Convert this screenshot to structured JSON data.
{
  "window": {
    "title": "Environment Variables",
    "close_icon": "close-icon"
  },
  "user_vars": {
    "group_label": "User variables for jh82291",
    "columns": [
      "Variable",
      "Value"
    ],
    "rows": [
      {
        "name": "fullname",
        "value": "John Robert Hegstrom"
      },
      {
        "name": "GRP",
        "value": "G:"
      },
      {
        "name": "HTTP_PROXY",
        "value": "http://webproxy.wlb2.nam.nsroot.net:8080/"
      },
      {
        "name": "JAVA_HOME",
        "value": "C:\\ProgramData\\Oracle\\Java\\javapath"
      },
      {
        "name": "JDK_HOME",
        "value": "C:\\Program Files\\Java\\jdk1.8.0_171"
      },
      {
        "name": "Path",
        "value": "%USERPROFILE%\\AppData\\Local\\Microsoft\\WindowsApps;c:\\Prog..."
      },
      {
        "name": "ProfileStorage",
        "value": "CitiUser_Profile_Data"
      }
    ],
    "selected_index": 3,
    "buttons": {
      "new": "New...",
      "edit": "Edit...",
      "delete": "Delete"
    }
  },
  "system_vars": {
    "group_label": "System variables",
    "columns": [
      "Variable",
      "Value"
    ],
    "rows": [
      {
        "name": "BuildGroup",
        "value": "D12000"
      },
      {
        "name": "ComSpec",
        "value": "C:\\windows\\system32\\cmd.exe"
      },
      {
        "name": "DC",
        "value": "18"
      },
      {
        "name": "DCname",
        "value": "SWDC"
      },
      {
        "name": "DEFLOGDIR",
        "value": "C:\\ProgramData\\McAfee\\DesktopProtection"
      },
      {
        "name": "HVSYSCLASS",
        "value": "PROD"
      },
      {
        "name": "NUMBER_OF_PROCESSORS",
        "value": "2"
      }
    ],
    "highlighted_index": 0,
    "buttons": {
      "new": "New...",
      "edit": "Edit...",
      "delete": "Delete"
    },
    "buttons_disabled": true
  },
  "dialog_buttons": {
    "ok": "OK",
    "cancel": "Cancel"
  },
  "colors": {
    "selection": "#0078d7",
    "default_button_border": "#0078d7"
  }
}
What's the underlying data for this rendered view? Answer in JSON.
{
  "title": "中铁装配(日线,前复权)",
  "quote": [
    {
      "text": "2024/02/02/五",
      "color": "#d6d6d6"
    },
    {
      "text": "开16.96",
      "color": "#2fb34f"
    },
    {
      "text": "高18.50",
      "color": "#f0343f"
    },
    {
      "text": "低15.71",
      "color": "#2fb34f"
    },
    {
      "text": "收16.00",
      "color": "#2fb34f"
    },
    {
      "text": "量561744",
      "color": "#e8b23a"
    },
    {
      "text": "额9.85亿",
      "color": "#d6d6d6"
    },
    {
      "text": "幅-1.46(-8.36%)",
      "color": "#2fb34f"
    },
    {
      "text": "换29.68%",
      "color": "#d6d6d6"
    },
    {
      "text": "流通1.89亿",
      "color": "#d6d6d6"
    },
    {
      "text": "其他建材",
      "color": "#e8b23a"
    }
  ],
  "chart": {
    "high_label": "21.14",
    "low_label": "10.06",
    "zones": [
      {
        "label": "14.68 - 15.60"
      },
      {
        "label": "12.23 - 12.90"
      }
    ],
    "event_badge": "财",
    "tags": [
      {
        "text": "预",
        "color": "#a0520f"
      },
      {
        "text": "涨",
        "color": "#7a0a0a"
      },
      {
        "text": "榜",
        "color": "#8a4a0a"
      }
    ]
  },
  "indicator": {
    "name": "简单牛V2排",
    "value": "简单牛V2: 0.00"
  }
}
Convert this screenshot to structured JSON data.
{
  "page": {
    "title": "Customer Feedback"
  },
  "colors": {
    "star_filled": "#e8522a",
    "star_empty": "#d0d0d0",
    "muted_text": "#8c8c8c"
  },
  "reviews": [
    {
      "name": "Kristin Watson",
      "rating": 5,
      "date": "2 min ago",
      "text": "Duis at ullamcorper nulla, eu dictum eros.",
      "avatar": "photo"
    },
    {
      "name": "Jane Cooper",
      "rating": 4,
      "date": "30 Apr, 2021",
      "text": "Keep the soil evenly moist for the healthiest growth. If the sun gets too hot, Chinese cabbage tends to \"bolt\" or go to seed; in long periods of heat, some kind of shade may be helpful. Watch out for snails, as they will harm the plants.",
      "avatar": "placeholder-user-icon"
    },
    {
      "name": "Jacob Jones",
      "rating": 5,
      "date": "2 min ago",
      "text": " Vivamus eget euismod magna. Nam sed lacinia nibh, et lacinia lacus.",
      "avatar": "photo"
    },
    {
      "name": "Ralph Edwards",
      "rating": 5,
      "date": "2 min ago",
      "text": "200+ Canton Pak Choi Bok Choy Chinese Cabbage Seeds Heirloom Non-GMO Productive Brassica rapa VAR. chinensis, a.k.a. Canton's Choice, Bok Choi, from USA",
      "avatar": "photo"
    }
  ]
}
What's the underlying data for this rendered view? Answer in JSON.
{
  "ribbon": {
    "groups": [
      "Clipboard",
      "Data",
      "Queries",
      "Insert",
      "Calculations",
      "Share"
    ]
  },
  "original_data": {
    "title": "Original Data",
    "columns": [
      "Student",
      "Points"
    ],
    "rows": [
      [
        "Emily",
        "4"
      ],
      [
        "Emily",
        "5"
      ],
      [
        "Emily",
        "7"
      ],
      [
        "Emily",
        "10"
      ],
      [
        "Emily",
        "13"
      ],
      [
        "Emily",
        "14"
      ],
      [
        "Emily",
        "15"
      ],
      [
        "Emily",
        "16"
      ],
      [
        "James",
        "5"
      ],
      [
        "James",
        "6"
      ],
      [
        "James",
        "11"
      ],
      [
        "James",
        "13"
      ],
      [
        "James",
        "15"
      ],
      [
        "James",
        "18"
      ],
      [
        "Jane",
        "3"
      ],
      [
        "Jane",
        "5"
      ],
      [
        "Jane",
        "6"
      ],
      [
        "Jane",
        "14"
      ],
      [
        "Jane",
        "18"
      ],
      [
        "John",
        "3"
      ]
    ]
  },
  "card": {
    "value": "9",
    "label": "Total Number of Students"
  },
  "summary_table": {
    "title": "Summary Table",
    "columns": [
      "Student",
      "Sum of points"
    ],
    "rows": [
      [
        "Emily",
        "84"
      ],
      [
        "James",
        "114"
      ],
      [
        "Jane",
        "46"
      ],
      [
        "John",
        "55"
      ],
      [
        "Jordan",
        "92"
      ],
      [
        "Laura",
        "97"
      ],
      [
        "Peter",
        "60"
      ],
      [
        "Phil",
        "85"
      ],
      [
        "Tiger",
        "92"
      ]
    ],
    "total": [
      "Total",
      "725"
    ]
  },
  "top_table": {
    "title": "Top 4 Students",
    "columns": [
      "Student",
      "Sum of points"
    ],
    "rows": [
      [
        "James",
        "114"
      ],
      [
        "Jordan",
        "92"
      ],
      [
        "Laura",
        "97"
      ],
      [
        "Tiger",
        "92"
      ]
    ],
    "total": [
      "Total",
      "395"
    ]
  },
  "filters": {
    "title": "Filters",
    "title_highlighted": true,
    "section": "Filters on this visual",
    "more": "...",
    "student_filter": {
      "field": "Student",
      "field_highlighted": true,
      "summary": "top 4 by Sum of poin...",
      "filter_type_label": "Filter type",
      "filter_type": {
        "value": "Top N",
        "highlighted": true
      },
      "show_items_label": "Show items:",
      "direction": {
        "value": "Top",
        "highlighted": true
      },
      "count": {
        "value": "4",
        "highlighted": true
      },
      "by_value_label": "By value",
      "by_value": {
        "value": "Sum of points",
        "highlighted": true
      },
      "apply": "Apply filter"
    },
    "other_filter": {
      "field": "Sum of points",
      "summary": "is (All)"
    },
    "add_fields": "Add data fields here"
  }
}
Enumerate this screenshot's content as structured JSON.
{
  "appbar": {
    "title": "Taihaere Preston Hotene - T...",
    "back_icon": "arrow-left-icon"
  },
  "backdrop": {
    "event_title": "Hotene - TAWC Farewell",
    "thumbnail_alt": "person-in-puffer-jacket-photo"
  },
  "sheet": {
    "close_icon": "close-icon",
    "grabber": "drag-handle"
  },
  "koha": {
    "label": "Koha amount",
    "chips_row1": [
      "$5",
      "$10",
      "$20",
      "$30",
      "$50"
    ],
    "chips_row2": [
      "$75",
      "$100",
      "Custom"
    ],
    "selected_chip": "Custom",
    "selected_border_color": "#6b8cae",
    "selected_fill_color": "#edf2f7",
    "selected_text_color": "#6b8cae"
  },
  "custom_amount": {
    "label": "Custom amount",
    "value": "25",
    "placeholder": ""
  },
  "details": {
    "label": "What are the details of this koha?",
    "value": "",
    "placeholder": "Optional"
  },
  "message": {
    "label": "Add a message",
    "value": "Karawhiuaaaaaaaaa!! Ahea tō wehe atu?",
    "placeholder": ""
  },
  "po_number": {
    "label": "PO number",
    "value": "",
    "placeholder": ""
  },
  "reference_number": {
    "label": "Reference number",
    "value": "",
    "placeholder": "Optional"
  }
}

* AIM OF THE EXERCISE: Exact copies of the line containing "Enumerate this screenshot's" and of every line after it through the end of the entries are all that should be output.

* SOLUTION FOR THIS EXERCISE:
Enumerate this screenshot's content as structured JSON.
{
  "appbar": {
    "title": "Taihaere Preston Hotene - T...",
    "back_icon": "arrow-left-icon"
  },
  "backdrop": {
    "event_title": "Hotene - TAWC Farewell",
    "thumbnail_alt": "person-in-puffer-jacket-photo"
  },
  "sheet": {
    "close_icon": "close-icon",
    "grabber": "drag-handle"
  },
  "koha": {
    "label": "Koha amount",
    "chips_row1": [
      "$5",
      "$10",
      "$20",
      "$30",
      "$50"
    ],
    "chips_row2": [
      "$75",
      "$100",
      "Custom"
    ],
    "selected_chip": "Custom",
    "selected_border_color": "#6b8cae",
    "selected_fill_color": "#edf2f7",
    "selected_text_color": "#6b8cae"
  },
  "custom_amount": {
    "label": "Custom amount",
    "value": "25",
    "placeholder": ""
  },
  "details": {
    "label": "What are the details of this koha?",
    "value": "",
    "placeholder": "Optional"
  },
  "message": {
    "label": "Add a message",
    "value": "Karawhiuaaaaaaaaa!! Ahea tō wehe atu?",
    "placeholder": ""
  },
  "po_number": {
    "label": "PO number",
    "value": "",
    "placeholder": ""
  },
  "reference_number": {
    "label": "Reference number",
    "value": "",
    "placeholder": "Optional"
  }
}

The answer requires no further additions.